The different burning methods used were extremely precise. They patch burned to maintain certain plants and species. In Western Australia, some areas were not burned, as it took too long to regenerate. Each tribe negotiated with their neighbours as to when and how to burn.
Most Europeans had never a seen a bushfire until they reached Australia. Their ignorance of how fire was used to shape the landscape was understandable.
Further, as Aboriginal people were prevented from carrying out controlled fires, the dense wattle and sheoak began to grow back, clogging up the grassy areas.
Gammage explained in a lecture in November last year that the Aboriginal people could have created an agriculture similar to that of the Torres Strait islanders. But having examined that process, they decided it was more work than fire stick farming.
They had plenty of land to carry out this method of creating a surplus and they were mobile. Gammage explained that Aboriginal people probably only needed about five hours of work a day to collect sufficient food, which left them plenty of spare time for singing, telling stories and dancing.
The Aboriginal people never developed the sort of agricultural systems as occurred elsewhere ― leading to extreme class divisions of a landed gentry and an impoverished peasantry ― because there was no need to.
However, there is an ongoing discussion as to whether or not Aboriginal people were actually farmers, as they built bark and mud dams to farm fish and eels and increase the number of species. They replanted the tops of yams, after eating the roots.
They also reared dingos, possums, emus and cassowaries, and carried fish and crayfish stock across country, which Gammage calls farming without fences. They set aside sanctuaries for nesting birds, water birds and emus.

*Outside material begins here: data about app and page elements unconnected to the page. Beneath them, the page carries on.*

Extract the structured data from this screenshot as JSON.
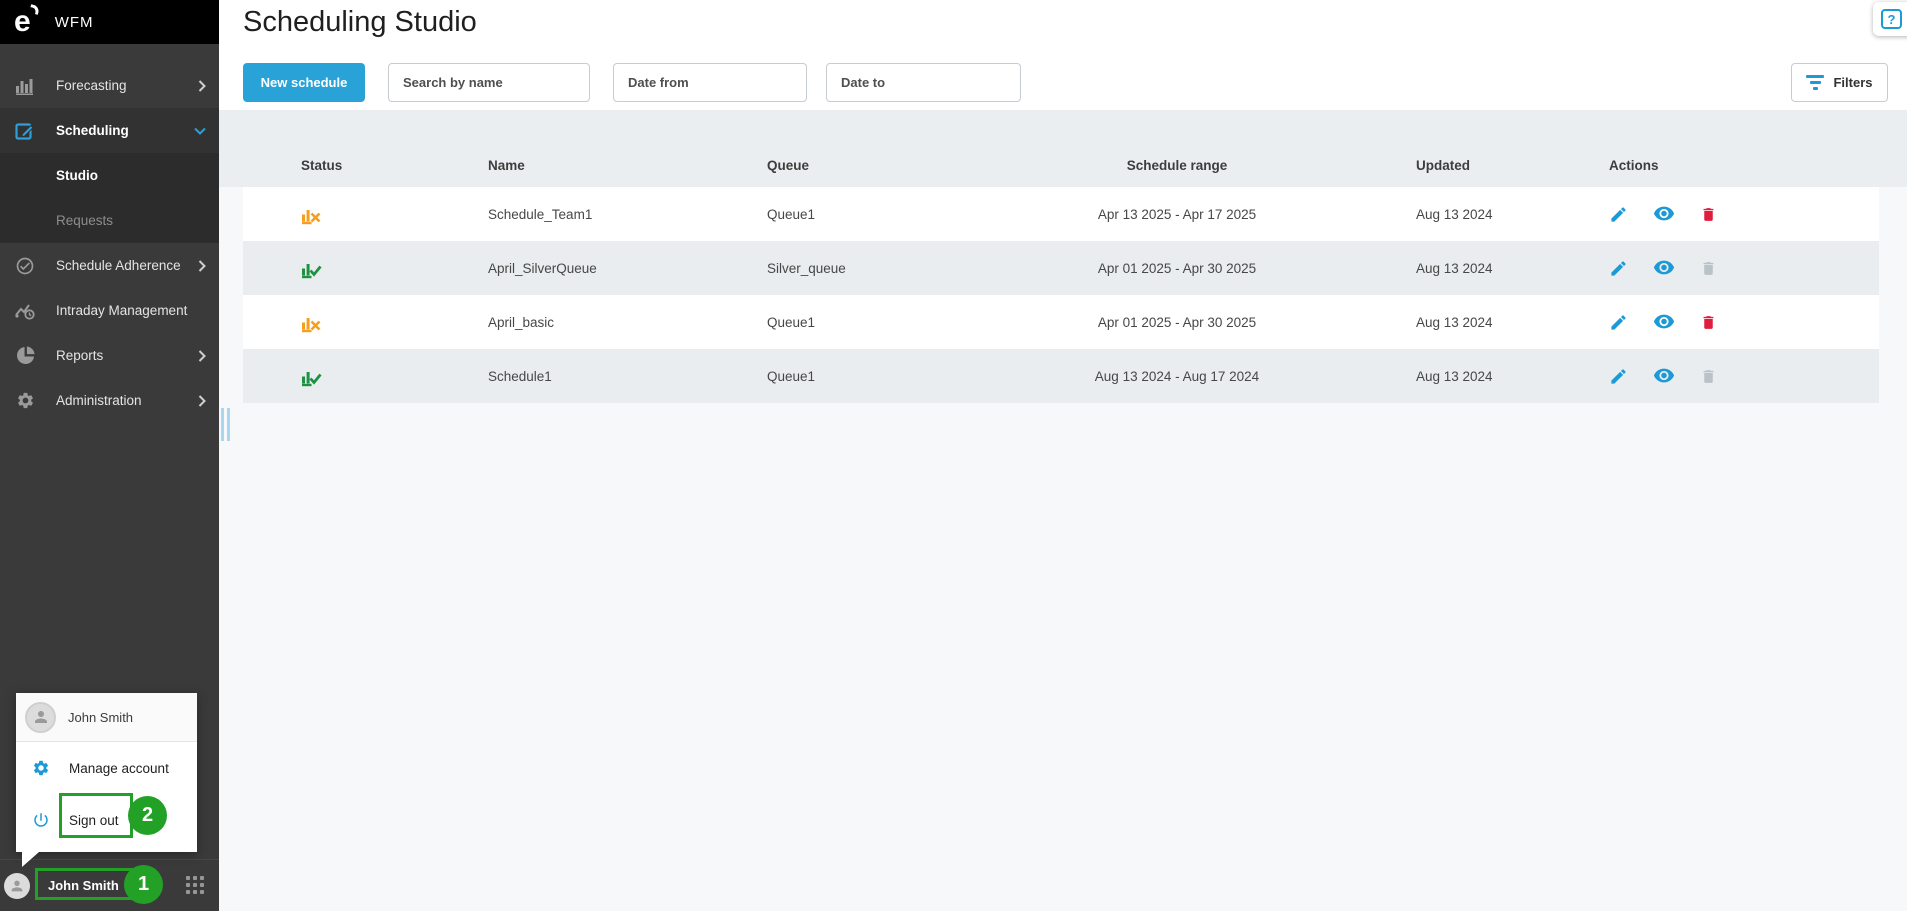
{
  "app": {
    "brand": "WFM",
    "logo_letter": "e"
  },
  "sidebar": {
    "items": {
      "forecasting": "Forecasting",
      "scheduling": "Scheduling",
      "studio": "Studio",
      "requests": "Requests",
      "adherence": "Schedule Adherence",
      "intraday": "Intraday Management",
      "reports": "Reports",
      "administration": "Administration"
    },
    "user_name": "John Smith"
  },
  "user_menu": {
    "name": "John Smith",
    "manage_account": "Manage account",
    "sign_out": "Sign out"
  },
  "annotations": {
    "step1": "1",
    "step2": "2",
    "color": "#23a127"
  },
  "header": {
    "title": "Scheduling Studio",
    "new_schedule_label": "New schedule",
    "search_placeholder": "Search by name",
    "date_from_placeholder": "Date from",
    "date_to_placeholder": "Date to",
    "filters_label": "Filters",
    "help_label": "?"
  },
  "table": {
    "columns": [
      "Status",
      "Name",
      "Queue",
      "Schedule range",
      "Updated",
      "Actions"
    ],
    "rows": [
      {
        "status": "error",
        "name": "Schedule_Team1",
        "queue": "Queue1",
        "range": "Apr 13 2025 - Apr 17 2025",
        "updated": "Aug 13 2024",
        "delete_enabled": true
      },
      {
        "status": "ok",
        "name": "April_SilverQueue",
        "queue": "Silver_queue",
        "range": "Apr 01 2025 - Apr 30 2025",
        "updated": "Aug 13 2024",
        "delete_enabled": false
      },
      {
        "status": "error",
        "name": "April_basic",
        "queue": "Queue1",
        "range": "Apr 01 2025 - Apr 30 2025",
        "updated": "Aug 13 2024",
        "delete_enabled": true
      },
      {
        "status": "ok",
        "name": "Schedule1",
        "queue": "Queue1",
        "range": "Aug 13 2024 - Aug 17 2024",
        "updated": "Aug 13 2024",
        "delete_enabled": false
      }
    ]
  },
  "colors": {
    "accent_blue": "#29a2d8",
    "action_blue": "#1c9ad6",
    "status_orange": "#f59e1f",
    "status_green": "#1e9143",
    "delete_red": "#e11d3f",
    "sidebar_bg": "#3a3a3a",
    "band_bg": "#ebeef0",
    "alt_row_bg": "#e9edef"
  }
}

Early colonisers did not have to cut down dense bush and bash their way through impenetrable undergrowth. The land had already been cleared for them.
Australian white society never comprehended how the land was maintained. For these reasons, Gammage calls for an Aboriginal person to be a member of the board of any government group that is deciding policy on land care, fire management, and all aspects relating to the environment.
Gammage says that even though a lot of knowledge has been lost, any Aborigine would still know more than any non-Aboriginal person about land management.
The last section, called “Invasion”, describes the devastation that has resulted from Eoeopeans' ignorant arrogance. The parks maintained for thousands of years have now all gone. The notorious overgrazing of cattle and sheep has produced a waste land.
Gammage says: “We see extinctions, pollution, erosion, salinity, bushfire, and exotic pests and diseases ...” Since 1788, at least 27 mammal species in Australia have become extinct.
A well thought-out policy of burning the build-up of fuel could help us avoid many of the huge fires that take place each summer across the country. At the Fish River station in the NT, Aboriginal people have been contracted to carry out controlled burning of the land, as they would have done more than 200 years ago.
Gammage uses a very large number of examples to illustrate his points ― to the point of overkill. It is difficult to read all of them. But he obviously wanted to nail every single example.
Gammage says in the appendix that he got sick of refuting arguments by academics who refused to believe that 1788 landscape had been made by Aboriginal people and was not natural. He admits the academic condescension and quibbling forced him into more detail than might otherwise have been needed.